The good news is that it doesn’t matter if you buy 5,000 or 50,000 points as the cost/point doesn’t change.
Buing 5,000 Marriott Bonvoy points (the minimum required to get the 25% discount) will cost $46.88….
…and that works out to a cost/point of ~0.94 cents.
Buying 50,000 Marriott Bonvoy points (the maximum you can buy in a year) will cost $468.75….
….which also comes to a cost/point of ~0.94 cents.
Should You Consider Buying Points?
If you have some Marriott Bonvoy points which haven’t been touched for a while and are getting perilously close to expiring this may be a good opportunity to reset the expiry date.

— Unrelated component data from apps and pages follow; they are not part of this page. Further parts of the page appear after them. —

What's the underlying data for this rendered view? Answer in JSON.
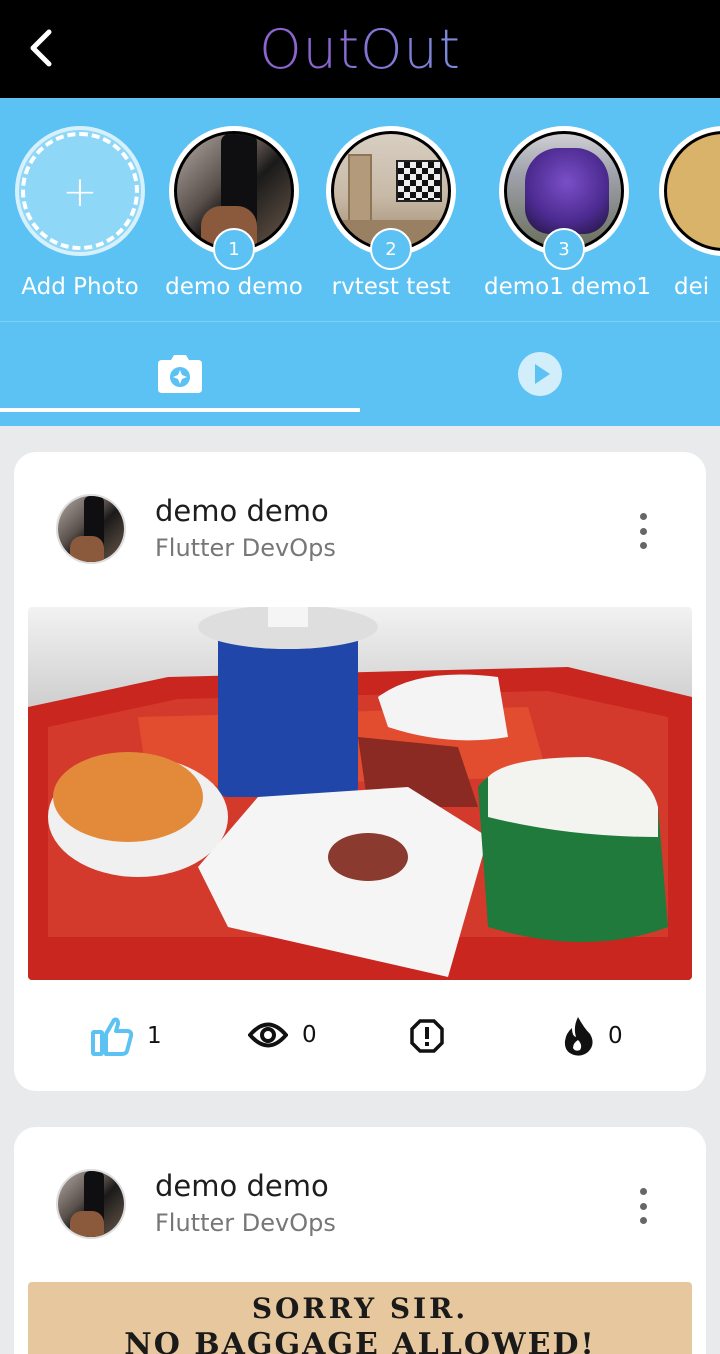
{
  "app": {
    "title": "OutOut"
  },
  "stories": {
    "add_label": "Add Photo",
    "items": [
      {
        "name": "demo demo",
        "badge": "1"
      },
      {
        "name": "rvtest test",
        "badge": "2"
      },
      {
        "name": "demo1 demo1",
        "badge": "3"
      },
      {
        "name": "dei"
      }
    ]
  },
  "tabs": {
    "active": "photos",
    "items": [
      {
        "id": "photos",
        "icon": "camera-icon"
      },
      {
        "id": "videos",
        "icon": "play-icon"
      }
    ]
  },
  "posts": [
    {
      "user_name": "demo demo",
      "subtitle": "Flutter DevOps",
      "likes": "1",
      "views": "0",
      "fire": "0"
    },
    {
      "user_name": "demo demo",
      "subtitle": "Flutter DevOps",
      "sign_line1": "SORRY SIR.",
      "sign_line2": "NO BAGGAGE ALLOWED!"
    }
  ],
  "colors": {
    "appbar": "#000000",
    "accent": "#5bc2f3",
    "like": "#5bc2f3"
  }
}
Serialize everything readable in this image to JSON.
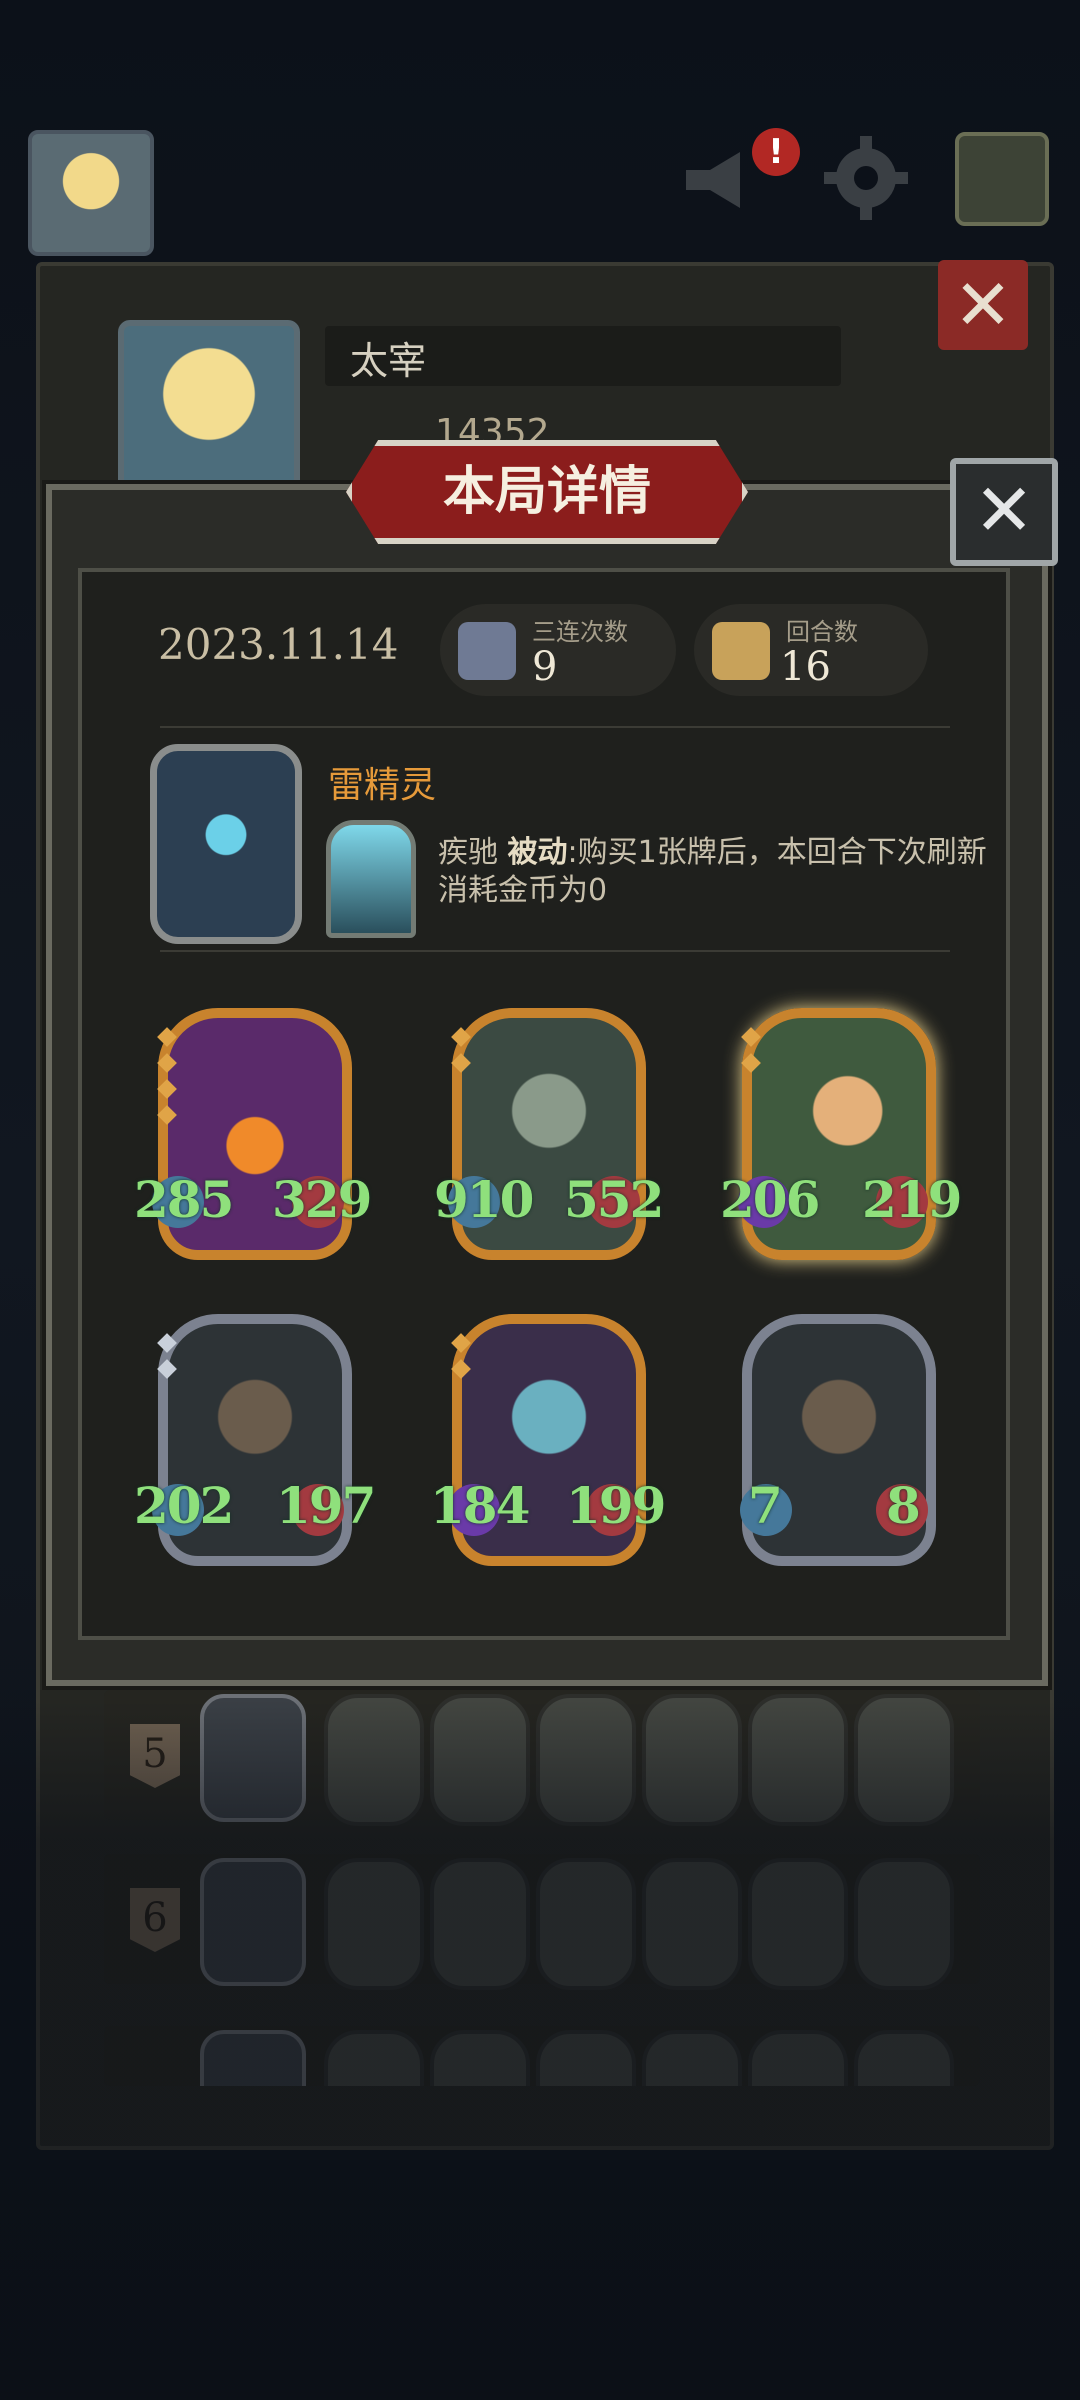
{
  "player": {
    "name": "太宰",
    "score": "14352"
  },
  "modal": {
    "title": "本局详情",
    "date": "2023.11.14",
    "stats": [
      {
        "label": "三连次数",
        "value": "9"
      },
      {
        "label": "回合数",
        "value": "16"
      }
    ],
    "hero": {
      "name": "雷精灵",
      "skill_name": "疾驰",
      "skill_type": "被动",
      "skill_desc": ":购买1张牌后，本回合下次刷新消耗金币为0"
    },
    "cards": [
      {
        "atk": "285",
        "hp": "329"
      },
      {
        "atk": "910",
        "hp": "552"
      },
      {
        "atk": "206",
        "hp": "219"
      },
      {
        "atk": "202",
        "hp": "197"
      },
      {
        "atk": "184",
        "hp": "199"
      },
      {
        "atk": "7",
        "hp": "8"
      }
    ]
  },
  "history_rows": [
    {
      "rank": "5"
    },
    {
      "rank": "6"
    }
  ],
  "colors": {
    "title_red": "#8b1d1c",
    "stat_green": "#8fe07c",
    "hero_orange": "#e69a3a"
  }
}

Marriott Bonvoy points expire after 24 months of inactivity but any points purchase will reset the clock back to zero and give you a further 24 months in which to use the points or to put another transaction through your account (to reset the expiry date again).
Outside of topping up and account the value offerd by this promotion will depend on individual circumstances and is far from giuaranteed.
I value Marriott Bonvoy points at around 0.6 cents each so I’m automatically sceptical of the value to be had here….but there may be times when buying points here isn’t a bad deal
To show what I mean I’ll start with the current Marriott Bonvoy award chart (for standard rate redemptions):
At 0.94 cents/point this is how much a night at each category would cost if you were to buy points in this promotion:
- Category 1 – $70.50
- Category 2 – $117.50
- Category 3 – $164.50
- Category 4 – $235.00
- Category 5 – $329.00
- Category 6 – $470.00
- Category 7 – $564.00
- Category 8 – $799.00
Note: One account can’t buy enough points for a night at properties in Categories 7 & 8 but two accounts could buy points and pool them together.
In expensive cities (like New York) there will be times when buying points in this sale (and then using them to book a room) will be cheaper than paying the cash rate on offer.
Here are the first 5 properties Marriott.com shows in a search for rooms in Manhattan on a random date in June (click to enlarge):
Bearing in mind that the cash prices you see above are all before tax (and that you don’t pay tax on points bookings) it would be cheaper to buy points in this sale and use them to book a room at every property than it would be to pay the cash rates.
Clearly this will not be the case all the time and certainly not in cheaper markets, but the illustration above does show that there will be times when buying points in this sale makes sense….even if they cost more than the value I (and most people) assign to them.
Don’t buy Marriott Bonvoy points if you don’t have a plan for how you’re going to use them – that’s a poor tactic to adopt in the miles and points game as you never know whwn points will be devalued.
As usual, here’s what I think is a sensible way to proceed:
- Find out the cost of a night at the properties you would like to visit (at the time of year you would like to travel)
- Compare that cost to the cost of an award night paid for with points purchased in this sale.
Only if you need to top up an account or if the math clearly makes sense should you buy points in this sale. If the results are inconclusive you should probably pass.